(Beginning of Records provided)
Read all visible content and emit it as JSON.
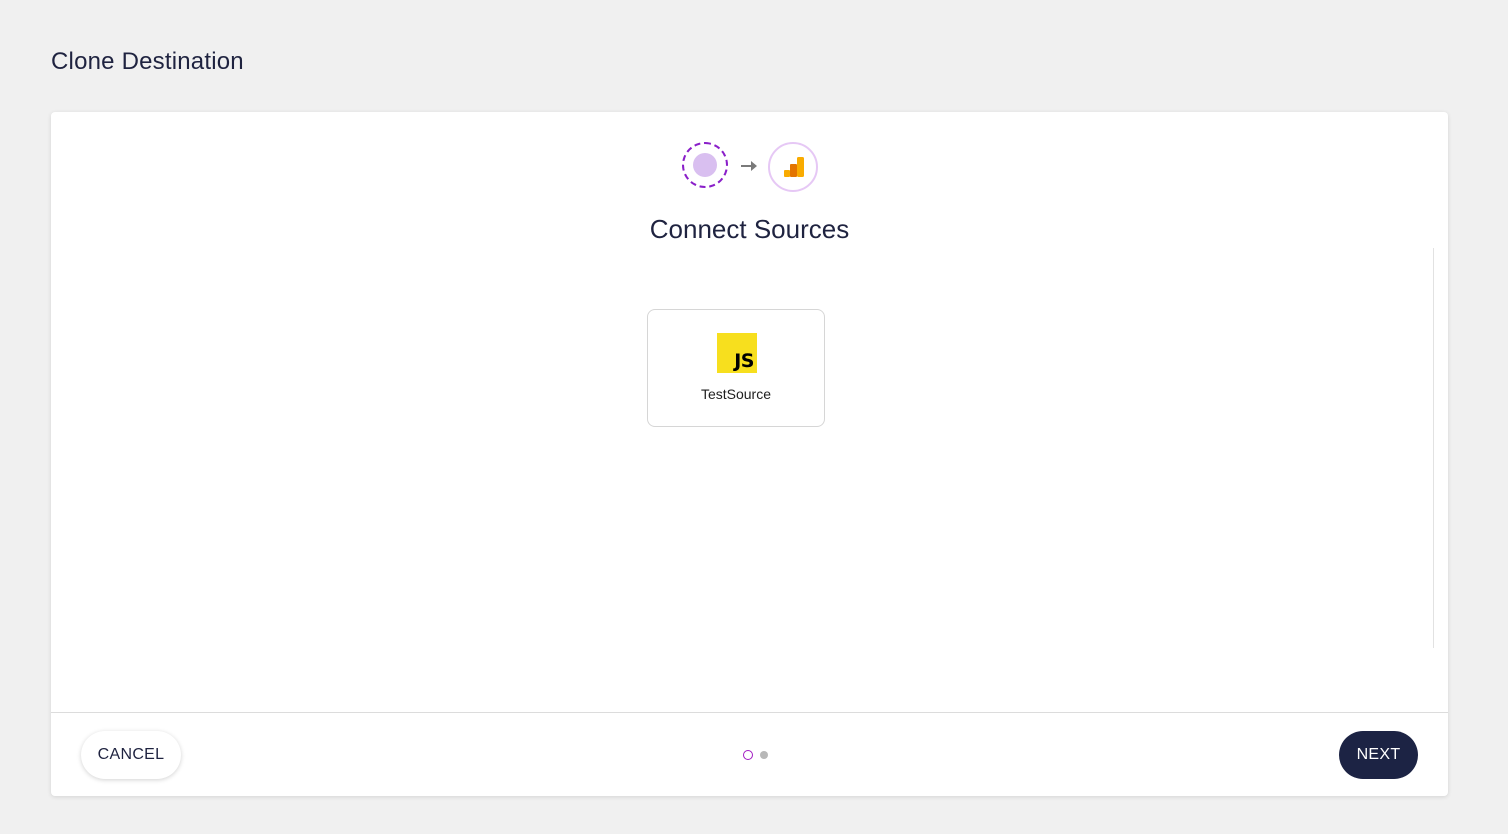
{
  "page": {
    "title": "Clone Destination"
  },
  "wizard": {
    "step_title": "Connect Sources",
    "source_icon": "source-placeholder-icon",
    "arrow_icon": "arrow-right-icon",
    "destination_icon": "google-analytics-icon"
  },
  "sources": [
    {
      "name": "TestSource",
      "icon": "javascript-icon",
      "icon_text": "JS"
    }
  ],
  "footer": {
    "cancel_label": "CANCEL",
    "next_label": "NEXT",
    "pager": {
      "total_steps": 2,
      "current_step": 1
    }
  },
  "colors": {
    "background": "#f0f0f0",
    "card": "#ffffff",
    "primary_dark": "#1c2344",
    "accent_purple": "#8a1fc9",
    "accent_light_purple": "#d9bff0",
    "js_yellow": "#f7df1e",
    "ga_orange": "#f9ab00",
    "ga_dark_orange": "#e37400"
  }
}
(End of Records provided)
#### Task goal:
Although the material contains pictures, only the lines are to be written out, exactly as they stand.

#### Output for this exercise:
Read all visible content and emit it as JSON.
{
  "page": {
    "title": "Clone Destination"
  },
  "wizard": {
    "step_title": "Connect Sources",
    "source_icon": "source-placeholder-icon",
    "arrow_icon": "arrow-right-icon",
    "destination_icon": "google-analytics-icon"
  },
  "sources": [
    {
      "name": "TestSource",
      "icon": "javascript-icon",
      "icon_text": "JS"
    }
  ],
  "footer": {
    "cancel_label": "CANCEL",
    "next_label": "NEXT",
    "pager": {
      "total_steps": 2,
      "current_step": 1
    }
  },
  "colors": {
    "background": "#f0f0f0",
    "card": "#ffffff",
    "primary_dark": "#1c2344",
    "accent_purple": "#8a1fc9",
    "accent_light_purple": "#d9bff0",
    "js_yellow": "#f7df1e",
    "ga_orange": "#f9ab00",
    "ga_dark_orange": "#e37400"
  }
}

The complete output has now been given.